> What you are asked to do:
Which lines of the listing below contain the word "selected"? Copy each of them.

Top of Information supplied

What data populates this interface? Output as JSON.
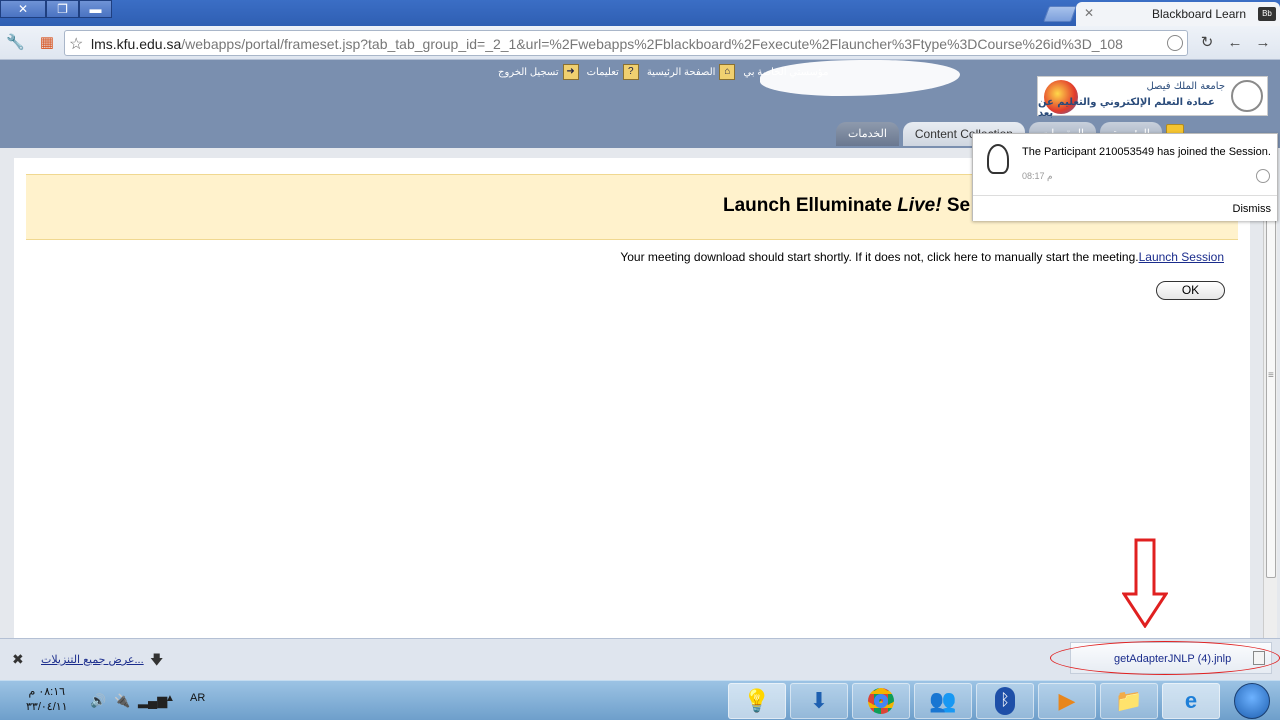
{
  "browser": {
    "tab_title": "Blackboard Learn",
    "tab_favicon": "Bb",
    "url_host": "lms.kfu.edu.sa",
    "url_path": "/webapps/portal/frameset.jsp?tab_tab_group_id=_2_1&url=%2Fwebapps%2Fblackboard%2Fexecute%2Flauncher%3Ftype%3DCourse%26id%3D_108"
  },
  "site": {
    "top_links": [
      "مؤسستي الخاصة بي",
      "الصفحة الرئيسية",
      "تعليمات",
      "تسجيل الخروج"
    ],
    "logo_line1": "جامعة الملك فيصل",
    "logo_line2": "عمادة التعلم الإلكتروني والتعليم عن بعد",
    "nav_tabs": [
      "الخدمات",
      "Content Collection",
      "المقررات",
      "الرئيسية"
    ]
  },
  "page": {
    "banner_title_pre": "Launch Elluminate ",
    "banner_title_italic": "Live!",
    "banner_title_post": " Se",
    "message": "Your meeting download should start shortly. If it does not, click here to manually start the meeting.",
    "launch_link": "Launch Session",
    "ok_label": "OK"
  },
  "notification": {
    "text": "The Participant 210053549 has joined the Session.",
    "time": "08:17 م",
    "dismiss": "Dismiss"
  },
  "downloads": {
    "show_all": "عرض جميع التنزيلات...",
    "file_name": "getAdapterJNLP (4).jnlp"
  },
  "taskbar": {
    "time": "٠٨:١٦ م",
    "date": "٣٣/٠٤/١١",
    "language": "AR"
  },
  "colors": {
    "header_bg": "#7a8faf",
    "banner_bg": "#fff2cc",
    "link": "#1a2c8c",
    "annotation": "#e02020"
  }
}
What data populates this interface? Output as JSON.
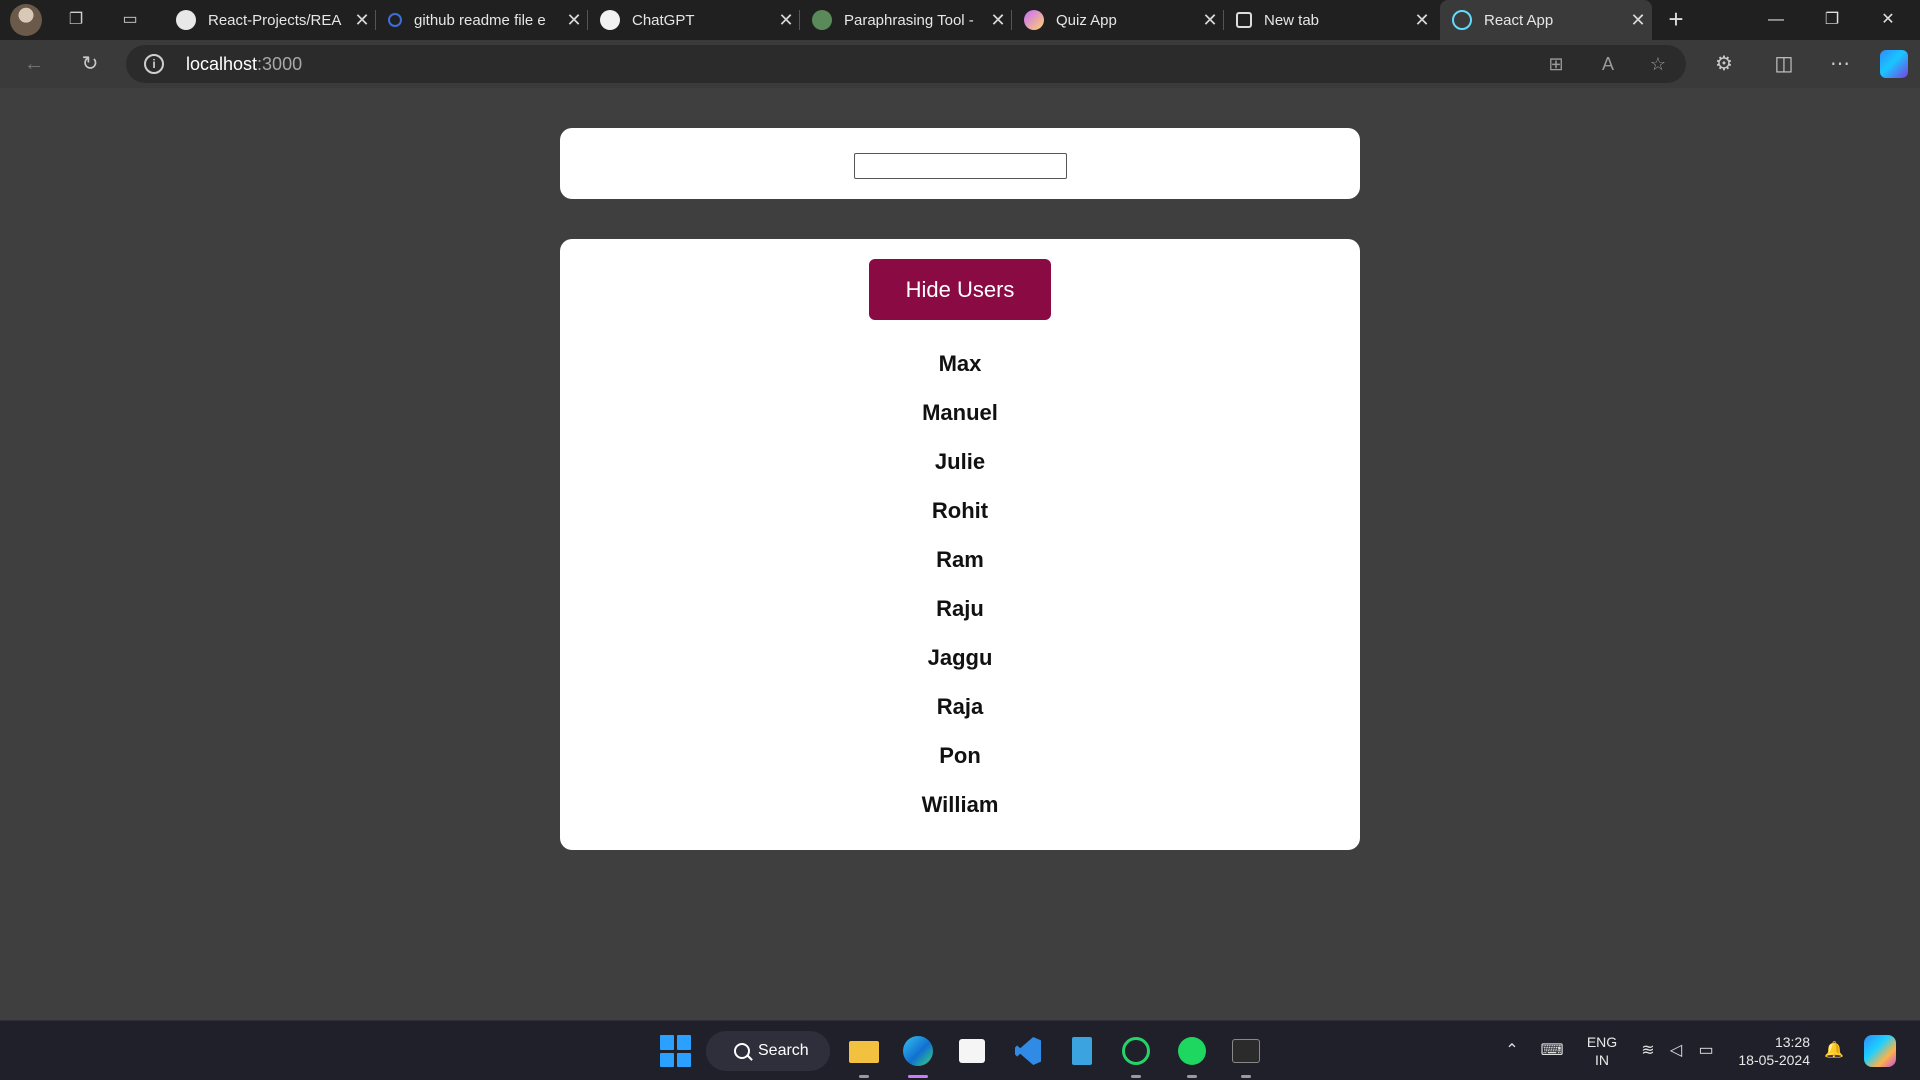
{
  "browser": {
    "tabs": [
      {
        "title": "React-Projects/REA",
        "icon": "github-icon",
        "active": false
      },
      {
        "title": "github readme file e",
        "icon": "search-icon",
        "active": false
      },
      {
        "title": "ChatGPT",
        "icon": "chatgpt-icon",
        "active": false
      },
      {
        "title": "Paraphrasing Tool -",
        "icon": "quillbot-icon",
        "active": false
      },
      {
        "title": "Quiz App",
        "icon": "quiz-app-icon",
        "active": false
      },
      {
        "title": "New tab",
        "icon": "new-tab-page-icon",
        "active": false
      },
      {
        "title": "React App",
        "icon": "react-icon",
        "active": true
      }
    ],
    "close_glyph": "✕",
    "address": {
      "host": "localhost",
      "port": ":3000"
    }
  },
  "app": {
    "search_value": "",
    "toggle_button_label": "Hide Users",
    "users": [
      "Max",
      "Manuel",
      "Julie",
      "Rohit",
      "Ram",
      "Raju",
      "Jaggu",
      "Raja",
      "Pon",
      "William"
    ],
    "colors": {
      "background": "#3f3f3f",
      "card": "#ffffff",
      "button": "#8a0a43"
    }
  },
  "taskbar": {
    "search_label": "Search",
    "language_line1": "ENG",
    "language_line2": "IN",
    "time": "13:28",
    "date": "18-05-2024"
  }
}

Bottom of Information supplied
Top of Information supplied

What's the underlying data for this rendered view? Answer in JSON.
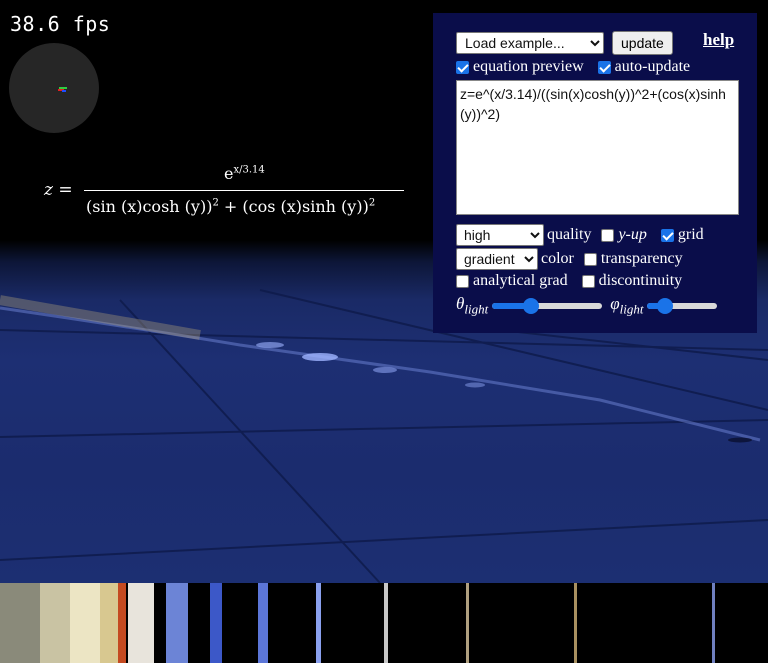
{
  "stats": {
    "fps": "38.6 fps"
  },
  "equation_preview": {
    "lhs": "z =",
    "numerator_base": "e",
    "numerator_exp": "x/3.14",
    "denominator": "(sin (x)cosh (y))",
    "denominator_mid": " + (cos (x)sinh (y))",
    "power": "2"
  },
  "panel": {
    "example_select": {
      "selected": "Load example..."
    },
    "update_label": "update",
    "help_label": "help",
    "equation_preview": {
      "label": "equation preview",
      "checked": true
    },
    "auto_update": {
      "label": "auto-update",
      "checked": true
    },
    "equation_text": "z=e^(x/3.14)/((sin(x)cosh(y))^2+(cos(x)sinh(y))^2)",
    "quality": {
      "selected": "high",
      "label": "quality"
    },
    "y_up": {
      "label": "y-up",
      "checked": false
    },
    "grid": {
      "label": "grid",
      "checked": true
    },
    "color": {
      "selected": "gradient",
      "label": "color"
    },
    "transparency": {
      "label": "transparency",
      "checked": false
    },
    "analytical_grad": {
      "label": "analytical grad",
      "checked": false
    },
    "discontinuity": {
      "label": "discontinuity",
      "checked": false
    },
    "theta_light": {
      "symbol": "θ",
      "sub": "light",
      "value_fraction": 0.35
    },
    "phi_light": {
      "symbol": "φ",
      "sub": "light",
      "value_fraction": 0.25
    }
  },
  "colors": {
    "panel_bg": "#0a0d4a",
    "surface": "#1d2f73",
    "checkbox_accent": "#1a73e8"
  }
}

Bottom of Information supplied

> Answer area:
      "selected": "Load example..."
      "selected": "high",
      "selected": "gradient",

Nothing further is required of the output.